If we take a false step and fall, we can learn from it. We practice what we learned from that false step. When we are tempted, frustrated, or have hardships, we can remember the teachings of the Buddha. We play and live life in the present, with all the ups and downs in life. However, whatever the problems is in life or in the game of chess, the solver has to be the one to find the solution.
How fortunate we are, for it is our Namu Amida Butsu that guides and directs us. It cannot solve the problems we may face, for it is the self that must evaluate the situation and find the answers. Yet our Nembutsu can help settle the mind, ease the pain and help us to think. We only have to be willing to hear, learn and think.
Like in the game of catur and in Buddhism, it takes thinking. The understanding of the working of Buddhism cannot be understood without thought, hearing or listening. It challenges us, so that we may find our path. In catur, it takes thought, strategy, and planning, so that a fresh path may be made for future moves. We can try to direct the opponent to move for our advantage, yet the opponent is also thinking ahead.
In the medieval past, everyone was born in his or her status and there was not much movement between classes. Yet the game of catur cannot be won without the cooperation of the rest of the pieces. Chess and Buddhism gives us the freedom to choose and with each choice, there are consequences. We may fall or make mistakes in our move of chess and Buddhism, yet both teaches us to learn from our errors.
We have our Namu Amida Butsu to listen to and it allows us to be who we are and just as we are. Buddhism is truth that can lead us to see that we are filled with blind passions of greed, anger, ignorance and ego, yet are we willing to search within to see the truth?
Chess is a game of strategy and winning. It is a matter of skill and out thinking the opponent and of trying to capture the lead pieces, hopefully with honesty and non-violence. Nembutsu is non-calculating. Buddhism does not judge if we play the game well; it makes us search within for our true self. Buddhism is a way of life with all the ups and downs.
We can learn from the game of chess or catur and Buddhism, yet it is our Namu Amida Butsu that has traveled down from generation to generation without change. Nembutsu and its teachings have not changed since the first Dharma message. According to the people and region, words are translated in the dialect of the people and yet the meaning remain the same.

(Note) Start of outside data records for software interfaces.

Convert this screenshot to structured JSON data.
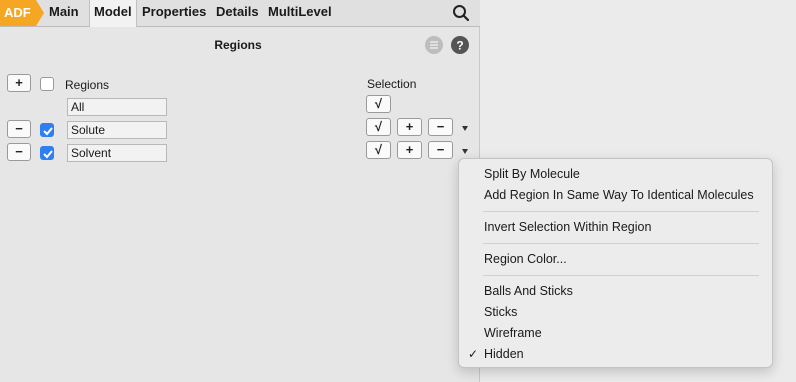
{
  "tabs": {
    "adf": "ADF",
    "items": [
      "Main",
      "Model",
      "Properties",
      "Details",
      "MultiLevel"
    ],
    "active": "Model"
  },
  "panel": {
    "title": "Regions",
    "regions_header": "Regions",
    "selection_header": "Selection",
    "plus": "+",
    "minus": "−",
    "check": "√",
    "rows": [
      {
        "name": "All",
        "checked": false
      },
      {
        "name": "Solute",
        "checked": true
      },
      {
        "name": "Solvent",
        "checked": true
      }
    ]
  },
  "menu": {
    "items": [
      "Split By Molecule",
      "Add Region In Same Way To Identical Molecules",
      "Invert Selection Within Region",
      "Region Color...",
      "Balls And Sticks",
      "Sticks",
      "Wireframe",
      "Hidden"
    ],
    "checked_item": "Hidden",
    "checkmark": "✓"
  },
  "colors": {
    "accent_orange": "#f5a623",
    "checkbox_blue": "#2f7ff0"
  }
}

As always stay safe, be healthy and it is always Namu Amida Butsu.
Gassho Rev. Seijo Naomi Nakano